The executive plans were DAPA (Deferred Action for Parents of Americans) and the expanded DACA (Deferred Action for Childhood Arrivals). Obama described DAPA as a measure to prevent families from being torn apart.

Dr. Anthony Ocampo, assistant sociology professor at Cal Poly Pomona, supported the plans. For him, undocumented immigration should be looked at as a human rights issue.

“The idea of someone’s mother, brother or daughter being plucked away from everything that they’ve known in American society is unjust,” said Ocampo. “It’s a violent thing to do. It’s going to be damaging not just for their families and communities but for this country as a whole because it totally goes against everything this country stands for – liberation, freedom, equality.”

Ocampo recently held a lecture at the university for his new book, "The Latinos of Asia: How Filipino Americans Break the Rules of Race." Published this year, Ocampo looks at how Spanish-Philippine history “collides with the demographic shifts of today to create both bonds and boundaries between [Filipinos], Latinos, and other Asians.”

“We’re breaking the rules of race because people have very narrow ideas of what it means to be Asian, American and Latino,” he said. “Filipinos show that they have connections to all three, and people aren’t used to the idea that you can be more than one identity.

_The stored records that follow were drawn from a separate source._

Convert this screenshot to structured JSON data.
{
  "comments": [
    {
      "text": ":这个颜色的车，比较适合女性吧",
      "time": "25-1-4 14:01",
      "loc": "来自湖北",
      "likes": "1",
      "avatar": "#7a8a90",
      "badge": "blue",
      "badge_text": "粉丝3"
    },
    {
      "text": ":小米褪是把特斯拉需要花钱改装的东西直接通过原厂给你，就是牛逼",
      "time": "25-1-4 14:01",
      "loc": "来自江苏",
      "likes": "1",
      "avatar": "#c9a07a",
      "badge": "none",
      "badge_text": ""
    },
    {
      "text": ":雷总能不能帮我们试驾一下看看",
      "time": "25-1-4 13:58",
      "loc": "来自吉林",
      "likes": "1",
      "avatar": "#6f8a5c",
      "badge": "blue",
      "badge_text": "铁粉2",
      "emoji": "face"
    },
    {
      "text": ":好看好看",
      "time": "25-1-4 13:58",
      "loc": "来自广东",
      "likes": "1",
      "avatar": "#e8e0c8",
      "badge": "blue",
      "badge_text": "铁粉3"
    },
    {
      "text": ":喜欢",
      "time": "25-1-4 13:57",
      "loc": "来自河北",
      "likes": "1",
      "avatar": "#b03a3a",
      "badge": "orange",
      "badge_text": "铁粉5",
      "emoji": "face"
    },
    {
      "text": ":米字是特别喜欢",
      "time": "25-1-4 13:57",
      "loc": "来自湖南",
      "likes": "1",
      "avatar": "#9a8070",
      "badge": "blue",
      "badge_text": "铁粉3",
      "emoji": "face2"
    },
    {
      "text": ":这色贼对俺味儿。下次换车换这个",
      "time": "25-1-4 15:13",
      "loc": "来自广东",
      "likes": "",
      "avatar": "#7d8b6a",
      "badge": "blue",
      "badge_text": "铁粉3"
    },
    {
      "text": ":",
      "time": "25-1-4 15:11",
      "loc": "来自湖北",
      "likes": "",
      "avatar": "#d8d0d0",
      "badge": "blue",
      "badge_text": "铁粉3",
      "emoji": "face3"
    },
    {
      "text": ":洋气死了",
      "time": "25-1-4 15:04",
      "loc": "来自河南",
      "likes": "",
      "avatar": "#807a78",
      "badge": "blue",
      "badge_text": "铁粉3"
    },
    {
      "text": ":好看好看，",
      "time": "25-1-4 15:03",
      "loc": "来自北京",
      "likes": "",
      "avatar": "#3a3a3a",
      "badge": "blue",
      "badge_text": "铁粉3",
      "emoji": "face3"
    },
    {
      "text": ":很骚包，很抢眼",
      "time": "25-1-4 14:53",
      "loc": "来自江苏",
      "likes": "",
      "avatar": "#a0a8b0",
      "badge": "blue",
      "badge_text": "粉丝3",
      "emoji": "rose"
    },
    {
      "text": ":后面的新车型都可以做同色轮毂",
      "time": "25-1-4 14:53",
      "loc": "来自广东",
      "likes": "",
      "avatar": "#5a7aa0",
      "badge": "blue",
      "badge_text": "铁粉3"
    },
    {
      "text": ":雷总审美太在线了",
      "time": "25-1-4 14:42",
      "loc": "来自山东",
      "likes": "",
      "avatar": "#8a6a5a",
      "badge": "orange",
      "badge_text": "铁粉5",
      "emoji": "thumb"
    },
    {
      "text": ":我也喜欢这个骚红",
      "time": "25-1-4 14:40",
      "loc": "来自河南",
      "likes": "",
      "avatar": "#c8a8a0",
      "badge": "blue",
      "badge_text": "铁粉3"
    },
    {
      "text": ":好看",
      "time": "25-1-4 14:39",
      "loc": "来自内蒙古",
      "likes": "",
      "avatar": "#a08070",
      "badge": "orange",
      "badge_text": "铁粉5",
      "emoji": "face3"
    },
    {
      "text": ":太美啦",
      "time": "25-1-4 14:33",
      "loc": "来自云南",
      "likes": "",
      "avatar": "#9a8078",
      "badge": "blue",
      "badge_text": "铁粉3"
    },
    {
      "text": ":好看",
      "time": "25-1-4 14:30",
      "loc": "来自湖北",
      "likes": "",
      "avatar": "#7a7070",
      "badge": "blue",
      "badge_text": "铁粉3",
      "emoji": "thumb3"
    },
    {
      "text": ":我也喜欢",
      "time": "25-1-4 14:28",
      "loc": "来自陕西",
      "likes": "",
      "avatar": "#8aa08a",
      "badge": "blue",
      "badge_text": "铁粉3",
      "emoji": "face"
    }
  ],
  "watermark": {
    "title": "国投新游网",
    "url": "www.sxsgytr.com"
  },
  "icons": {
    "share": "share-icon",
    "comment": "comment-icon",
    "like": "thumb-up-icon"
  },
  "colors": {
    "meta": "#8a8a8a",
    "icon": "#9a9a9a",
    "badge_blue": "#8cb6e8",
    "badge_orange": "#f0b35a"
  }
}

Filipinos allow us to see how much versatility people have to identify with communities beyond just their own ethnic or racial community.”

Meanwhile, a 2015 study found that only one in four Filipinos eligible for DACA have applied; 15,000 are eligible but only 4,000 have applied.

Deputy Consul General Jamie Ramon Ascalon encouraged eligible undocumented Pinoy immigrants to have faith in the program and use its free help with other organizations.

As for the stigma, Ocampo believes there are more undocumented Fil-Ams joining leaders like Jose Antonio Vargas in the movement to help fight for other undocumented immigrants

“I think that in terms of numbers, the number of Filipino undocumented immigrants is not as large,” said Ocampo. “Because of that maybe there’s more of a fear for them to come out of the shadows because they might have a harder time finding people to connect to.”

Meanwhile, GOP presidential frontrunner Donald Trump continually talks about his immigration reform plans such as building a wall, ending birthright citizenship and bigger penalties for overstaying temporary visa holders.

For Ocampo, Trump’s rise has shown that undocumented immigrants no longer plan on staying in the shadows.

“One thing I’ve seen with the rise of Donald Trump is that I’ve also seen the resilience of the undocumented immigrant movement,” he said. “They’re unwilling to be afraid, and what’s amazing is they’ve built alliances with people who are not undocumented. I think the people that are against it are just ignorant about what undocumented immigrants are bringing to the table in terms of their contributions to society.”